• [Directions for this task] Leaving the pictures aside, reproduce the data in full and word for word.

================================

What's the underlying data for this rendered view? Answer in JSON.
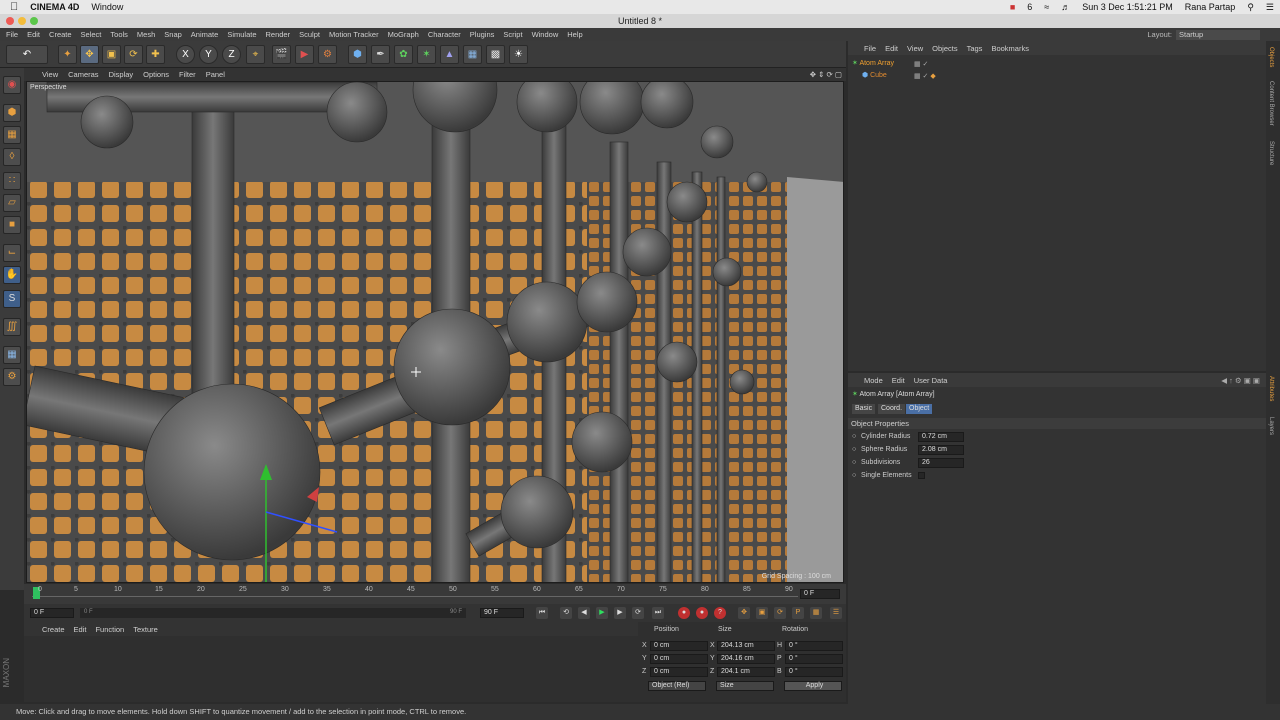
{
  "mac_menu": {
    "app_name": "CINEMA 4D",
    "window_menu": "Window",
    "status_number": "6",
    "date_time": "Sun 3 Dec  1:51:21 PM",
    "user": "Rana Partap"
  },
  "window": {
    "title": "Untitled 8 *"
  },
  "main_menu": [
    "File",
    "Edit",
    "Create",
    "Select",
    "Tools",
    "Mesh",
    "Snap",
    "Animate",
    "Simulate",
    "Render",
    "Sculpt",
    "Motion Tracker",
    "MoGraph",
    "Character",
    "Plugins",
    "Script",
    "Window",
    "Help"
  ],
  "layout": {
    "label": "Layout:",
    "value": "Startup"
  },
  "toolbar": {
    "x_label": "X",
    "y_label": "Y",
    "z_label": "Z"
  },
  "viewport": {
    "menu": [
      "View",
      "Cameras",
      "Display",
      "Options",
      "Filter",
      "Panel"
    ],
    "camera_label": "Perspective",
    "grid_spacing": "Grid Spacing : 100 cm"
  },
  "timeline": {
    "ticks": [
      "0",
      "5",
      "10",
      "15",
      "20",
      "25",
      "30",
      "35",
      "40",
      "45",
      "50",
      "55",
      "60",
      "65",
      "70",
      "75",
      "80",
      "85",
      "90"
    ],
    "current_frame": "0 F",
    "start_frame": "0 F",
    "slider_left": "0 F",
    "slider_right": "90 F",
    "end_frame": "90 F"
  },
  "material_manager": {
    "menu": [
      "Create",
      "Edit",
      "Function",
      "Texture"
    ]
  },
  "coordinates": {
    "headers": {
      "position": "Position",
      "size": "Size",
      "rotation": "Rotation"
    },
    "rows": [
      {
        "axis": "X",
        "pos": "0 cm",
        "size_axis": "X",
        "size": "204.13 cm",
        "rot_axis": "H",
        "rot": "0 °"
      },
      {
        "axis": "Y",
        "pos": "0 cm",
        "size_axis": "Y",
        "size": "204.16 cm",
        "rot_axis": "P",
        "rot": "0 °"
      },
      {
        "axis": "Z",
        "pos": "0 cm",
        "size_axis": "Z",
        "size": "204.1 cm",
        "rot_axis": "B",
        "rot": "0 °"
      }
    ],
    "mode_select": "Object (Rel)",
    "size_select": "Size",
    "apply": "Apply"
  },
  "object_manager": {
    "menu": [
      "File",
      "Edit",
      "View",
      "Objects",
      "Tags",
      "Bookmarks"
    ],
    "objects": [
      {
        "name": "Atom Array",
        "color": "#f0a030"
      },
      {
        "name": "Cube",
        "color": "#e08a30"
      }
    ]
  },
  "attribute_manager": {
    "menu": [
      "Mode",
      "Edit",
      "User Data"
    ],
    "object_title": "Atom Array [Atom Array]",
    "tabs": [
      "Basic",
      "Coord.",
      "Object"
    ],
    "section": "Object Properties",
    "properties": [
      {
        "label": "Cylinder Radius",
        "value": "0.72 cm"
      },
      {
        "label": "Sphere Radius",
        "value": "2.08 cm"
      },
      {
        "label": "Subdivisions",
        "value": "26"
      },
      {
        "label": "Single Elements",
        "value": ""
      }
    ]
  },
  "side_tabs": [
    "Objects",
    "Content Browser",
    "Structure",
    "Attributes",
    "Layers"
  ],
  "status_bar": "Move: Click and drag to move elements. Hold down SHIFT to quantize movement / add to the selection in point mode, CTRL to remove.",
  "colors": {
    "accent": "#e8a040",
    "selected": "#4a6fa5",
    "bg": "#2b2b2b"
  }
}
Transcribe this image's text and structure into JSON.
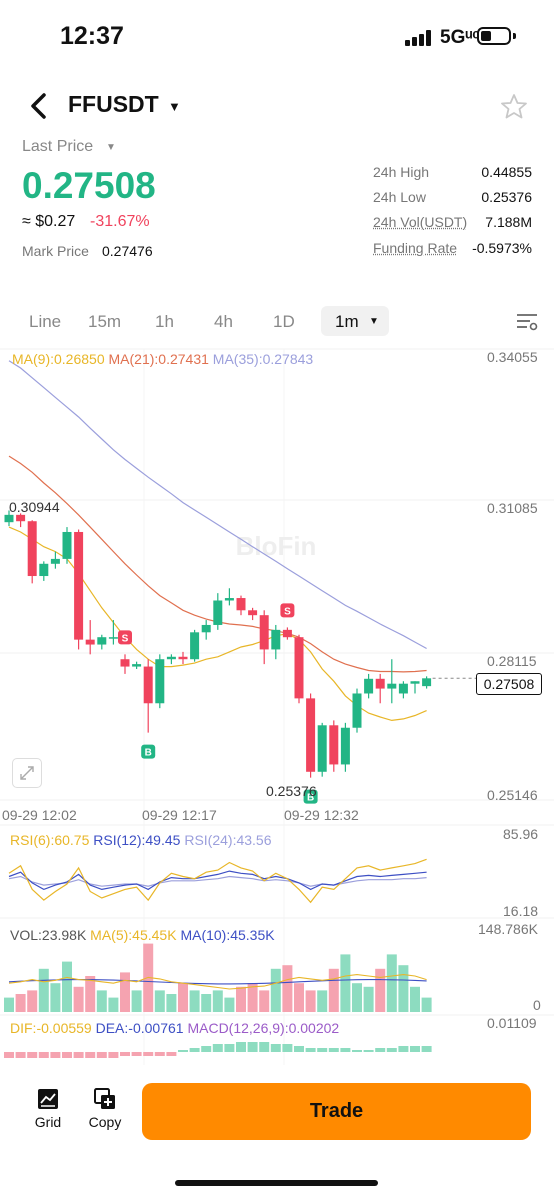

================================

• [Exercise answer]
What's the underlying data for this rendered view? Answer in JSON.
{
  "mac_menu": {
    "app_name": "CINEMA 4D",
    "window_menu": "Window",
    "status_number": "6",
    "date_time": "Sun 3 Dec  1:51:21 PM",
    "user": "Rana Partap"
  },
  "window": {
    "title": "Untitled 8 *"
  },
  "main_menu": [
    "File",
    "Edit",
    "Create",
    "Select",
    "Tools",
    "Mesh",
    "Snap",
    "Animate",
    "Simulate",
    "Render",
    "Sculpt",
    "Motion Tracker",
    "MoGraph",
    "Character",
    "Plugins",
    "Script",
    "Window",
    "Help"
  ],
  "layout": {
    "label": "Layout:",
    "value": "Startup"
  },
  "toolbar": {
    "x_label": "X",
    "y_label": "Y",
    "z_label": "Z"
  },
  "viewport": {
    "menu": [
      "View",
      "Cameras",
      "Display",
      "Options",
      "Filter",
      "Panel"
    ],
    "camera_label": "Perspective",
    "grid_spacing": "Grid Spacing : 100 cm"
  },
  "timeline": {
    "ticks": [
      "0",
      "5",
      "10",
      "15",
      "20",
      "25",
      "30",
      "35",
      "40",
      "45",
      "50",
      "55",
      "60",
      "65",
      "70",
      "75",
      "80",
      "85",
      "90"
    ],
    "current_frame": "0 F",
    "start_frame": "0 F",
    "slider_left": "0 F",
    "slider_right": "90 F",
    "end_frame": "90 F"
  },
  "material_manager": {
    "menu": [
      "Create",
      "Edit",
      "Function",
      "Texture"
    ]
  },
  "coordinates": {
    "headers": {
      "position": "Position",
      "size": "Size",
      "rotation": "Rotation"
    },
    "rows": [
      {
        "axis": "X",
        "pos": "0 cm",
        "size_axis": "X",
        "size": "204.13 cm",
        "rot_axis": "H",
        "rot": "0 °"
      },
      {
        "axis": "Y",
        "pos": "0 cm",
        "size_axis": "Y",
        "size": "204.16 cm",
        "rot_axis": "P",
        "rot": "0 °"
      },
      {
        "axis": "Z",
        "pos": "0 cm",
        "size_axis": "Z",
        "size": "204.1 cm",
        "rot_axis": "B",
        "rot": "0 °"
      }
    ],
    "mode_select": "Object (Rel)",
    "size_select": "Size",
    "apply": "Apply"
  },
  "object_manager": {
    "menu": [
      "File",
      "Edit",
      "View",
      "Objects",
      "Tags",
      "Bookmarks"
    ],
    "objects": [
      {
        "name": "Atom Array",
        "color": "#f0a030"
      },
      {
        "name": "Cube",
        "color": "#e08a30"
      }
    ]
  },
  "attribute_manager": {
    "menu": [
      "Mode",
      "Edit",
      "User Data"
    ],
    "object_title": "Atom Array [Atom Array]",
    "tabs": [
      "Basic",
      "Coord.",
      "Object"
    ],
    "section": "Object Properties",
    "properties": [
      {
        "label": "Cylinder Radius",
        "value": "0.72 cm"
      },
      {
        "label": "Sphere Radius",
        "value": "2.08 cm"
      },
      {
        "label": "Subdivisions",
        "value": "26"
      },
      {
        "label": "Single Elements",
        "value": ""
      }
    ]
  },
  "side_tabs": [
    "Objects",
    "Content Browser",
    "Structure",
    "Attributes",
    "Layers"
  ],
  "status_bar": "Move: Click and drag to move elements. Hold down SHIFT to quantize movement / add to the selection in point mode, CTRL to remove.",
  "colors": {
    "accent": "#e8a040",
    "selected": "#4a6fa5",
    "bg": "#2b2b2b"
  }
}
Transcribe this image's text and structure into JSON.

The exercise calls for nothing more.